Uber to give drivers option to be paid instantly
Uber is launching a pilot program intended to help the ride-hailing service\'s drivers draw their pay faster, an effort that may also fend off emerging payday lenders who are targeting drivers
Uber is launching a pilot program intended to help the ride-hailing service's drivers draw their pay faster, an effort that may also fend off emerging payday lenders who are targeting drivers.
Uber will allow drivers to deposit their earnings from each ride into an account with GoBank, a subsidiary of the pre-paid debit card company Green Dot. Uber won't charge any fees for the service, and GoBank will not charge a monthly fee so long as drivers access their accounts at least once every six months. Should it go untouched for longer, drivers would face a monthly fee of $8.95.
San Francisco-based Uber pays its drivers once a week, sometimes leading to financial stress for some members of its largely low-to-middle income workforce.
The pilot program, which Uber is launching in San Francisco and a few other cities, is a direct challenge to companies that offer drivers faster payment in exchange for high fees. Drivers have been increasingly vocal about the need for alternatives, Uber executives said.
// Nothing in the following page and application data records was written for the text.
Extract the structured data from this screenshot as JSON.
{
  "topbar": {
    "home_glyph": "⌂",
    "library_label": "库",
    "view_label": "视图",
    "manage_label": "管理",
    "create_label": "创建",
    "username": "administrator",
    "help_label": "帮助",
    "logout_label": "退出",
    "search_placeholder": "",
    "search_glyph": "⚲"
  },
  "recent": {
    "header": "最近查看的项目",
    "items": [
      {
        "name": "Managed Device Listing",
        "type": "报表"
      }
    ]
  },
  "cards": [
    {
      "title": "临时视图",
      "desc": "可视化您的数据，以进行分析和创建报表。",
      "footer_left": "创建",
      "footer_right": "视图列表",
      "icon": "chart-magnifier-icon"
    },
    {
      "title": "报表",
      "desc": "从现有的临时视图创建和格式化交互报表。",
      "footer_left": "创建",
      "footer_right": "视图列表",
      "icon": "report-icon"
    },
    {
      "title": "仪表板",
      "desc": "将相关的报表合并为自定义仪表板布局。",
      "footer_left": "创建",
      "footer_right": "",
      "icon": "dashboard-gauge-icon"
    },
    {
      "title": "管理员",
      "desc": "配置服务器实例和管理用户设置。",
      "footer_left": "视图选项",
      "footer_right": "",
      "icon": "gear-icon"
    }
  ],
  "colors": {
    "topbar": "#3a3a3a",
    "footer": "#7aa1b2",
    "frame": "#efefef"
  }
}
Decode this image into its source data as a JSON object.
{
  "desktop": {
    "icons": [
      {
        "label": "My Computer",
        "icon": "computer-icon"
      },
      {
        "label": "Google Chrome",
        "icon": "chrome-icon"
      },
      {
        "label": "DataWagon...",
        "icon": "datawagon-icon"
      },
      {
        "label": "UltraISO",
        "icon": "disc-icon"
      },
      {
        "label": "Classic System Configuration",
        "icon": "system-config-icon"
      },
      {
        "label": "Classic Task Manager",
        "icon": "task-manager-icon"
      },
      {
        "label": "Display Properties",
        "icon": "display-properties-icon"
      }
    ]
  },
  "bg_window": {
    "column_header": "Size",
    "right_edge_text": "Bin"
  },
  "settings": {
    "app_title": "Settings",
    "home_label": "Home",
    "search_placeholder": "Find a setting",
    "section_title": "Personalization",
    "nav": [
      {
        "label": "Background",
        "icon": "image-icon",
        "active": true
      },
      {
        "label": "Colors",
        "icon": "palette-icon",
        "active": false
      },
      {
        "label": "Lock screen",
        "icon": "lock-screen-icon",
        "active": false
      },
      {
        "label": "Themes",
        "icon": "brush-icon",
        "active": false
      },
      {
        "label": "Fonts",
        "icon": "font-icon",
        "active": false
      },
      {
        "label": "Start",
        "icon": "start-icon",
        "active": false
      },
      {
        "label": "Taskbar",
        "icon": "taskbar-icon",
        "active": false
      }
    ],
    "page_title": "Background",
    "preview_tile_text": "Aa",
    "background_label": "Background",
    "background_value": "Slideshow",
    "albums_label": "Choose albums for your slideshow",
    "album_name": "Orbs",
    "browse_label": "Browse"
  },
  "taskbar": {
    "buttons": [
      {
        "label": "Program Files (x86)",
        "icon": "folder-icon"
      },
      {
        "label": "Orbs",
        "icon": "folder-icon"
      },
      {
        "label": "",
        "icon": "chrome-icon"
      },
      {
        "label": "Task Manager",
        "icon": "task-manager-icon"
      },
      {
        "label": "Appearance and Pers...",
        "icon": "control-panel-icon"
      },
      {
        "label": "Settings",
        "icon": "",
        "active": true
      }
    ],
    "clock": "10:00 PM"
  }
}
"Our drivers should not have to pay for this technology," said Wayne Ting, Uber's general manager for the San Francisco Bay Area.
The lack of an option at Uber, by far the largest of the ride-hailing app companies, to pay drivers instantly has increasingly resulted in services going into the business of providing cash advances or deposit services to Uber drivers and other members of the so-called "freelance economy."
One recently launched service, known as Clearbanc, charges $2 a day any time an Uber or Lyft driver wants to have money deposited into a Clearbanc account. If a driver works five days a week and wants to be paid at the end of each shift, Clearbanc's current fee structure would cost a driver $10 a week or roughly $40 a month. That's far more than any standard bank account or pre-paid debit card charges.
Uber competitor Lyft recently launched an instant pay program, but it requires drivers to deposit at least $50 and charges a 50 cent fee for each deposit.There are other payday advance services, like Activehours, which asks its users to pay whatever they think the service is worth.
Another startup, Even, charges $3 a week for its service, which allows its users to "even" out their earnings each week to keep a person's income more stable.
Uber's program also has the potential to be a large new type of business for Green Dot Corp, which is based in Pasadena, California. Uber has 400,000 active drivers in the U.S., which could result in a large new swath of customers for Green Dot and millions of dollars in new deposits for Green Dot's GoBank.
"The on-demand economy is super important for the future of this country, and is the fastest growing part of our economy. It's what the world is coming to and we wanted to be part of this," said Steve Streit, CEO of Green Dot.
Streit said Green Dot and GoBank will be looking at establishing partnerships with other companies like Uber. If the program is successful, Uber will expand it to other cities, Ting said.